The new direction Lead I points in is not quite perpendicular to the mean vector and it is also closer to the ventricular depolarization, hence we still have clear ventricular activity. However, the direction and location of Lead I is right in front of the atrial depolarization wavefront, giving clear P-waves. Lead II shows a large P-wave and small, nearly isoelectric ventricular activity.

If I can remember, I will try and acquire S5 Leads in the field. Has anyone else used the S5 Lead? Are there any other interesting lead configurations we should use?
  1. Bakker, ALM, et al. The Lewis Lead: Making Recognition of P Waves Easy During Wide QRS Complex Tachycardia. Circ (2009); 119:e592-e593. [Free Full Text]

7 comments:

The Jarvik 7 said...

Tremendously interesting post! Thank you for introducing me to this. In several cases I have noted that a-flutter is only readily distinguishable in one lead; I am eager to apply this new approach to such situations as well as others! Excellent post!

Cliff Reid said...

Nice post and great blog. Good to meet and drink beer with you in Baltimore. Keep up the great work!
Cliff

Christopher said...

Thank you Jarvik7, big fan of your blog (I've learned a lot from it), glad I could reciprocate.

And Cliff, crazy that a week or so after hearing you on Dr. Weingart's podcast I'd catch up with you at an airway class! Was fun for certain. Keep up the good work on your blog as well.

The Jarvik 7 said...

Thank you for your kind words, Christopher! I really appreciate your support!

I recently came across this discussion of "high" and low" chest leads placed in the usual distribution but translated up or down one intercostal space-- used to highlight low visibility regions such as in high lateral wall MI. Here is the link:

http://cardiophile.org/2011/02/ecg-leads-v1h-to-v6h-and-v1l-to-v6l.html

Not exactly directly on topic, but I thought I would pass it along. Of course, when considering the options, one can always just go for the 80-lead Prime EKG.

Thanks again for the great blog and excellent posts! Keep up the good work!

Christopher said...

I enjoy the Cardiophile blog as well and found that post interesting. All of these good 12-Lead blogs online make it hard to get work done!

Dawn Altman said...

Thanks, Christopher, for commenting on my website. Your interesting comments prompted me to check out your blog, and I'm glad I did. For years, I have "made up" leads to try to highlight atrial activity, especially when looking for flutter waves. I never heard of this lead, and I'm looking forward to trying it out!

I hope you will frequently comment on the content on the ECG Guru, as your comments will be very useful to my visitors. I wlll place a link to your blog on the Guru.

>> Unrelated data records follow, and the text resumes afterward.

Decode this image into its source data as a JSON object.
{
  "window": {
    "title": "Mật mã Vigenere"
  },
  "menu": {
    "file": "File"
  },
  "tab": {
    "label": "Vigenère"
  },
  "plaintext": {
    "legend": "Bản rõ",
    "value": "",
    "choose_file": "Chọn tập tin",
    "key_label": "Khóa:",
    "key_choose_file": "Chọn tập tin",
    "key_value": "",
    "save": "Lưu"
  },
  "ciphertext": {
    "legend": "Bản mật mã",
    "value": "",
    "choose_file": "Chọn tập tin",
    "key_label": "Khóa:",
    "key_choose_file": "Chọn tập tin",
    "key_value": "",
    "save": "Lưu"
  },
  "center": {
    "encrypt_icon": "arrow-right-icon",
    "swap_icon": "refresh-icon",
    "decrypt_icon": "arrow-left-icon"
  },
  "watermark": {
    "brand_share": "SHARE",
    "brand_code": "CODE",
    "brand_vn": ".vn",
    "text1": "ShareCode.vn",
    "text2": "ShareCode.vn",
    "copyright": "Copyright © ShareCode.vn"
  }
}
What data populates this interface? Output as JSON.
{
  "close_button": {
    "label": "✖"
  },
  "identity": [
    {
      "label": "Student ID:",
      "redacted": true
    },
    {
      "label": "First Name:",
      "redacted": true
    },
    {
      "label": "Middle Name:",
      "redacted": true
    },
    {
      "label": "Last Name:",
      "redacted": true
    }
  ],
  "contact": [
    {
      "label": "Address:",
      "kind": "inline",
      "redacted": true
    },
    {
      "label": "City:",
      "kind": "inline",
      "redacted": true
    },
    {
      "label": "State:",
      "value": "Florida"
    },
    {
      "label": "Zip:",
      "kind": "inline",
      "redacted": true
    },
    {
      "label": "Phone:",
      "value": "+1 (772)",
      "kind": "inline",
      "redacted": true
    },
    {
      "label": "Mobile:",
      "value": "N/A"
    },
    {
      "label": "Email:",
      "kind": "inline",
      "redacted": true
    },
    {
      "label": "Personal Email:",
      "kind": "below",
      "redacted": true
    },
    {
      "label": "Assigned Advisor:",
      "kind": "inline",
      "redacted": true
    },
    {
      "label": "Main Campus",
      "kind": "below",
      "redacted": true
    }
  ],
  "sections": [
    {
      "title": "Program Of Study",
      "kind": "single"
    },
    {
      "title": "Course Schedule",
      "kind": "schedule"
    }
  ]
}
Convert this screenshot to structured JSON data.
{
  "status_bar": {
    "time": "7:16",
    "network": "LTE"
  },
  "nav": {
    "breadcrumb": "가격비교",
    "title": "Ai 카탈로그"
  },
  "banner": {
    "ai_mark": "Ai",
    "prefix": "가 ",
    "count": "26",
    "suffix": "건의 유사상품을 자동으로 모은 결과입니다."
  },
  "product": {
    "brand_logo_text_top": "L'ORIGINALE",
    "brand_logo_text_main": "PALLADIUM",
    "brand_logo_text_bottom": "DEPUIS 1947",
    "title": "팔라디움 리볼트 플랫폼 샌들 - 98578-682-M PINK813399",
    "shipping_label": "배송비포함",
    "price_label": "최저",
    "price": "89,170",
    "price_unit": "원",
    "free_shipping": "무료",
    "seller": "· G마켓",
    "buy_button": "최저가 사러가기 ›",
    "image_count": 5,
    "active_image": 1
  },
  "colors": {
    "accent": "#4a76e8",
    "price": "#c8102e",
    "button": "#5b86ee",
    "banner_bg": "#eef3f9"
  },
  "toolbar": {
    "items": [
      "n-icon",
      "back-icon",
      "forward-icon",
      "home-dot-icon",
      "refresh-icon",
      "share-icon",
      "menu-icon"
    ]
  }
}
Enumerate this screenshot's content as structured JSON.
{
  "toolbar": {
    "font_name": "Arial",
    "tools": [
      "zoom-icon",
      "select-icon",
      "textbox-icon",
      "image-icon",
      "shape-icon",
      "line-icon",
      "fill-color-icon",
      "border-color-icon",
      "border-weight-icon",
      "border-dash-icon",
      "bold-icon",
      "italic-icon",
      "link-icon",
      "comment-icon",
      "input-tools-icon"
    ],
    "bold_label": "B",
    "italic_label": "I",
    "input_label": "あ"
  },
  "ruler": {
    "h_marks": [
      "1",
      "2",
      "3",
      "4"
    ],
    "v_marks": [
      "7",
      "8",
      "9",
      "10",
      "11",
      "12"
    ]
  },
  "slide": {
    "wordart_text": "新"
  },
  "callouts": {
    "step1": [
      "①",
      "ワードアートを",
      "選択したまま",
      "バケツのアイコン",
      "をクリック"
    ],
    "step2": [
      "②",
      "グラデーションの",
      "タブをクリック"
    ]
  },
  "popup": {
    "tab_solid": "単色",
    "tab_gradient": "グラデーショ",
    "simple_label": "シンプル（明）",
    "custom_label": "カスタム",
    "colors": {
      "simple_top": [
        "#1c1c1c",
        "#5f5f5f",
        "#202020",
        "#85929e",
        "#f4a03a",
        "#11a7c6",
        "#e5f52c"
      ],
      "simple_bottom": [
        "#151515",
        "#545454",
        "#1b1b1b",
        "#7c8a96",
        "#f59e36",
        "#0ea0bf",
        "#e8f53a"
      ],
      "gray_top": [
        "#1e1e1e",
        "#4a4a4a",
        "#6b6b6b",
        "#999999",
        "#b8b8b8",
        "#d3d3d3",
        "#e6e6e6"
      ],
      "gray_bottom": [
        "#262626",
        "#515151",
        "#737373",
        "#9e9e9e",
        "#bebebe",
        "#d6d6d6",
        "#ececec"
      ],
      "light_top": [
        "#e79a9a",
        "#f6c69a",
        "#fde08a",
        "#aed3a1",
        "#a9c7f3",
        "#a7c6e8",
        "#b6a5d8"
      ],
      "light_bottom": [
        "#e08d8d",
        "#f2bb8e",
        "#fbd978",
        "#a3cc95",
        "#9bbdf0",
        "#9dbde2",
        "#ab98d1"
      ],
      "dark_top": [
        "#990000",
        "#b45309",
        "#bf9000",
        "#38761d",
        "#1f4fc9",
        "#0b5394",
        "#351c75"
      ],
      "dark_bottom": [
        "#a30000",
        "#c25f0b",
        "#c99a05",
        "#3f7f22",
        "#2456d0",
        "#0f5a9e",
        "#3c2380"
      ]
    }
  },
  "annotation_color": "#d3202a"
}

Dawn

Dawn

Leigh said...

I've used the S5 lead for years, from the days when my monitor was a LP 5. It's a great lead when you can't see anything in the standard leads. Too bad it isn't regularly taught.